▸ **Task goal**
Repeat every line of the data exactly, but not the pictures.

========================================================================

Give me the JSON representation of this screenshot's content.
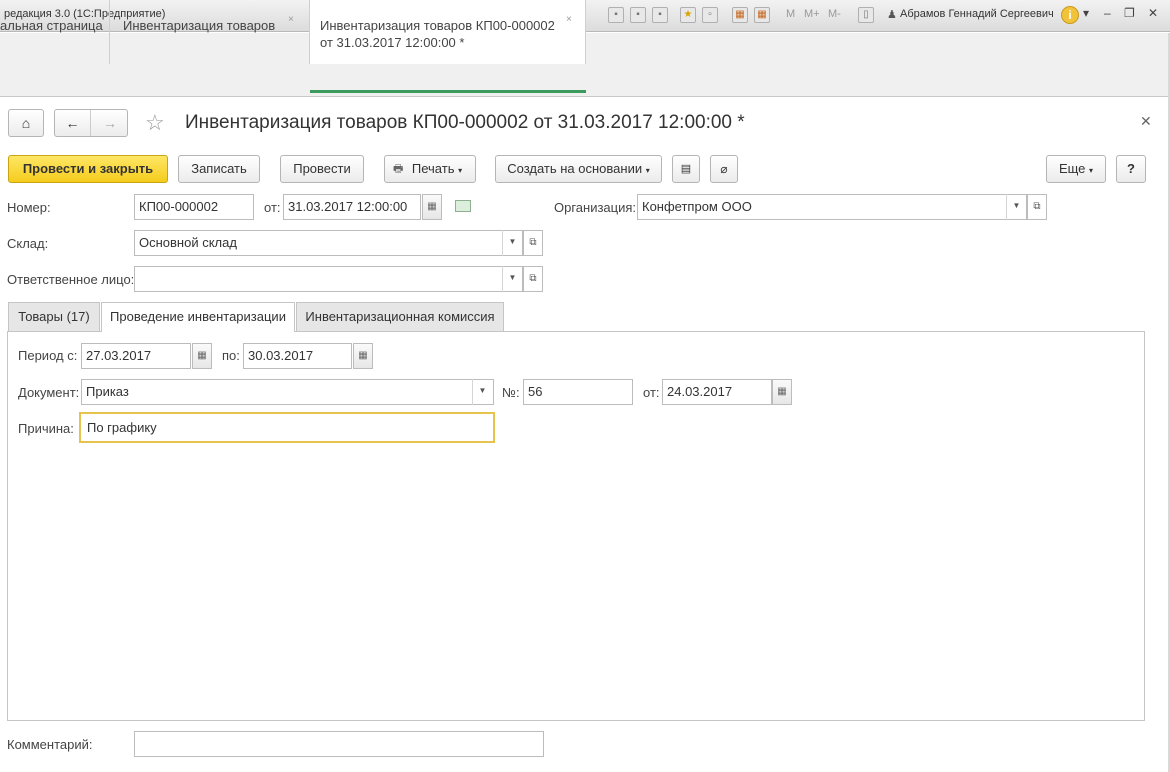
{
  "app": {
    "title": "редакция 3.0  (1С:Предприятие)",
    "user": "Абрамов Геннадий Сергеевич",
    "toolbar_m": [
      "M",
      "M+",
      "M-"
    ]
  },
  "tabs": [
    {
      "label": "альная страница"
    },
    {
      "label": "Инвентаризация товаров"
    },
    {
      "label_line1": "Инвентаризация товаров КП00-000002",
      "label_line2": "от 31.03.2017 12:00:00 *"
    }
  ],
  "form": {
    "title": "Инвентаризация товаров КП00-000002 от 31.03.2017 12:00:00 *"
  },
  "commands": {
    "post_and_close": "Провести и закрыть",
    "save": "Записать",
    "post": "Провести",
    "print": "Печать",
    "create_based_on": "Создать на основании",
    "more": "Еще",
    "help": "?"
  },
  "fields": {
    "number_label": "Номер:",
    "number_value": "КП00-000002",
    "date_label": "от:",
    "date_value": "31.03.2017 12:00:00",
    "organization_label": "Организация:",
    "organization_value": "Конфетпром ООО",
    "warehouse_label": "Склад:",
    "warehouse_value": "Основной склад",
    "responsible_label": "Ответственное лицо:",
    "responsible_value": ""
  },
  "inner_tabs": [
    {
      "label": "Товары (17)"
    },
    {
      "label": "Проведение инвентаризации"
    },
    {
      "label": "Инвентаризационная комиссия"
    }
  ],
  "inventory": {
    "period_from_label": "Период с:",
    "period_from_value": "27.03.2017",
    "period_to_label": "по:",
    "period_to_value": "30.03.2017",
    "document_label": "Документ:",
    "document_value": "Приказ",
    "doc_number_label": "№:",
    "doc_number_value": "56",
    "doc_date_label": "от:",
    "doc_date_value": "24.03.2017",
    "reason_label": "Причина:",
    "reason_value": "По графику"
  },
  "comment": {
    "label": "Комментарий:",
    "value": ""
  }
}
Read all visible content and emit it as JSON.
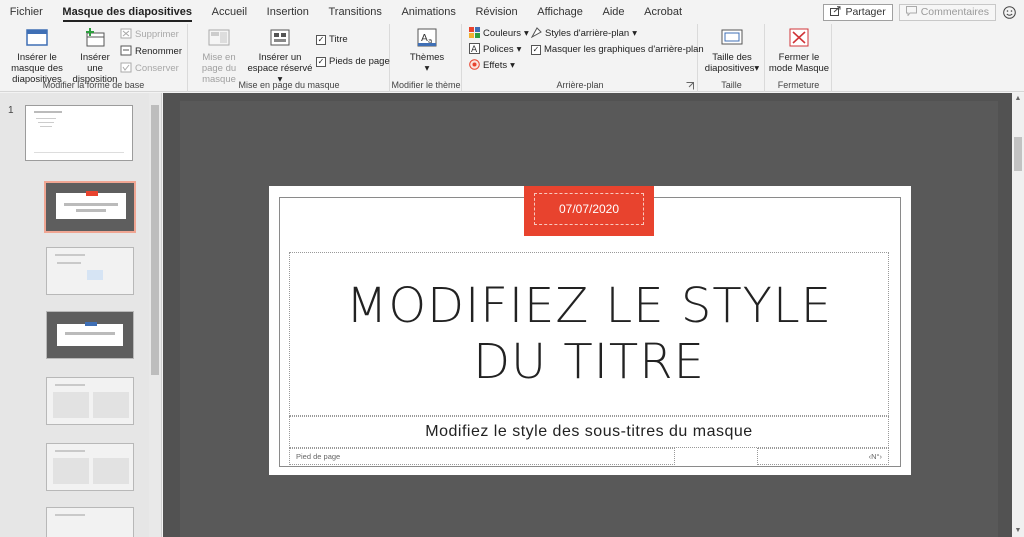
{
  "tabs": [
    "Fichier",
    "Masque des diapositives",
    "Accueil",
    "Insertion",
    "Transitions",
    "Animations",
    "Révision",
    "Affichage",
    "Aide",
    "Acrobat"
  ],
  "active_tab": "Masque des diapositives",
  "header_right": {
    "share": "Partager",
    "comments": "Commentaires"
  },
  "ribbon": {
    "group_base": {
      "label": "Modifier la forme de base",
      "insert_master": "Insérer le masque des diapositives",
      "insert_layout": "Insérer une disposition",
      "delete": "Supprimer",
      "rename": "Renommer",
      "preserve": "Conserver"
    },
    "group_layout": {
      "label": "Mise en page du masque",
      "master_layout": "Mise en page du masque",
      "insert_placeholder": "Insérer un espace réservé",
      "title": "Titre",
      "footers": "Pieds de page"
    },
    "group_theme": {
      "label": "Modifier le thème",
      "themes": "Thèmes"
    },
    "group_background": {
      "label": "Arrière-plan",
      "colors": "Couleurs",
      "fonts": "Polices",
      "effects": "Effets",
      "bg_styles": "Styles d'arrière-plan",
      "hide_bg": "Masquer les graphiques d'arrière-plan"
    },
    "group_size": {
      "label": "Taille",
      "slide_size": "Taille des diapositives"
    },
    "group_close": {
      "label": "Fermeture",
      "close_master": "Fermer le mode Masque"
    }
  },
  "thumbnails": {
    "master_number": "1"
  },
  "slide": {
    "date": "07/07/2020",
    "title_line1": "MODIFIEZ LE STYLE",
    "title_line2": "DU TITRE",
    "subtitle": "Modifiez le style des sous-titres du masque",
    "footer": "Pied de page",
    "number": "‹N°›"
  },
  "colors": {
    "accent": "#e8432e",
    "close_red": "#d13438"
  }
}
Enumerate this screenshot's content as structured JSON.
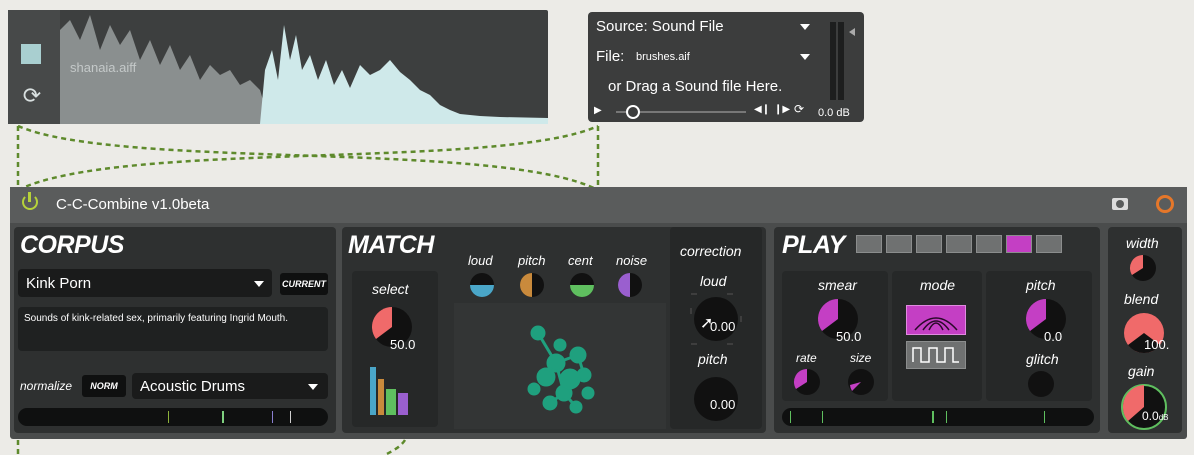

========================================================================

▸ **Written reply**
Give me the JSON representation of this screenshot's content.
{
  "app": {
    "title": "редакция 3.0  (1С:Предприятие)",
    "user": "Абрамов Геннадий Сергеевич",
    "toolbar_m": [
      "M",
      "M+",
      "M-"
    ]
  },
  "tabs": [
    {
      "label": "альная страница"
    },
    {
      "label": "Инвентаризация товаров"
    },
    {
      "label_line1": "Инвентаризация товаров КП00-000002",
      "label_line2": "от 31.03.2017 12:00:00 *"
    }
  ],
  "form": {
    "title": "Инвентаризация товаров КП00-000002 от 31.03.2017 12:00:00 *"
  },
  "commands": {
    "post_and_close": "Провести и закрыть",
    "save": "Записать",
    "post": "Провести",
    "print": "Печать",
    "create_based_on": "Создать на основании",
    "more": "Еще",
    "help": "?"
  },
  "fields": {
    "number_label": "Номер:",
    "number_value": "КП00-000002",
    "date_label": "от:",
    "date_value": "31.03.2017 12:00:00",
    "organization_label": "Организация:",
    "organization_value": "Конфетпром ООО",
    "warehouse_label": "Склад:",
    "warehouse_value": "Основной склад",
    "responsible_label": "Ответственное лицо:",
    "responsible_value": ""
  },
  "inner_tabs": [
    {
      "label": "Товары (17)"
    },
    {
      "label": "Проведение инвентаризации"
    },
    {
      "label": "Инвентаризационная комиссия"
    }
  ],
  "inventory": {
    "period_from_label": "Период с:",
    "period_from_value": "27.03.2017",
    "period_to_label": "по:",
    "period_to_value": "30.03.2017",
    "document_label": "Документ:",
    "document_value": "Приказ",
    "doc_number_label": "№:",
    "doc_number_value": "56",
    "doc_date_label": "от:",
    "doc_date_value": "24.03.2017",
    "reason_label": "Причина:",
    "reason_value": "По графику"
  },
  "comment": {
    "label": "Комментарий:",
    "value": ""
  }
}
Read all visible content and emit it as JSON.
{
  "tabs": [
    "Fichier",
    "Masque des diapositives",
    "Accueil",
    "Insertion",
    "Transitions",
    "Animations",
    "Révision",
    "Affichage",
    "Aide",
    "Acrobat"
  ],
  "active_tab": "Masque des diapositives",
  "header_right": {
    "share": "Partager",
    "comments": "Commentaires"
  },
  "ribbon": {
    "group_base": {
      "label": "Modifier la forme de base",
      "insert_master": "Insérer le masque des diapositives",
      "insert_layout": "Insérer une disposition",
      "delete": "Supprimer",
      "rename": "Renommer",
      "preserve": "Conserver"
    },
    "group_layout": {
      "label": "Mise en page du masque",
      "master_layout": "Mise en page du masque",
      "insert_placeholder": "Insérer un espace réservé",
      "title": "Titre",
      "footers": "Pieds de page"
    },
    "group_theme": {
      "label": "Modifier le thème",
      "themes": "Thèmes"
    },
    "group_background": {
      "label": "Arrière-plan",
      "colors": "Couleurs",
      "fonts": "Polices",
      "effects": "Effets",
      "bg_styles": "Styles d'arrière-plan",
      "hide_bg": "Masquer les graphiques d'arrière-plan"
    },
    "group_size": {
      "label": "Taille",
      "slide_size": "Taille des diapositives"
    },
    "group_close": {
      "label": "Fermeture",
      "close_master": "Fermer le mode Masque"
    }
  },
  "thumbnails": {
    "master_number": "1"
  },
  "slide": {
    "date": "07/07/2020",
    "title_line1": "MODIFIEZ LE STYLE",
    "title_line2": "DU TITRE",
    "subtitle": "Modifiez le style des sous-titres du masque",
    "footer": "Pied de page",
    "number": "‹N°›"
  },
  "colors": {
    "accent": "#e8432e",
    "close_red": "#d13438"
  }
}
Enumerate this screenshot's content as structured JSON.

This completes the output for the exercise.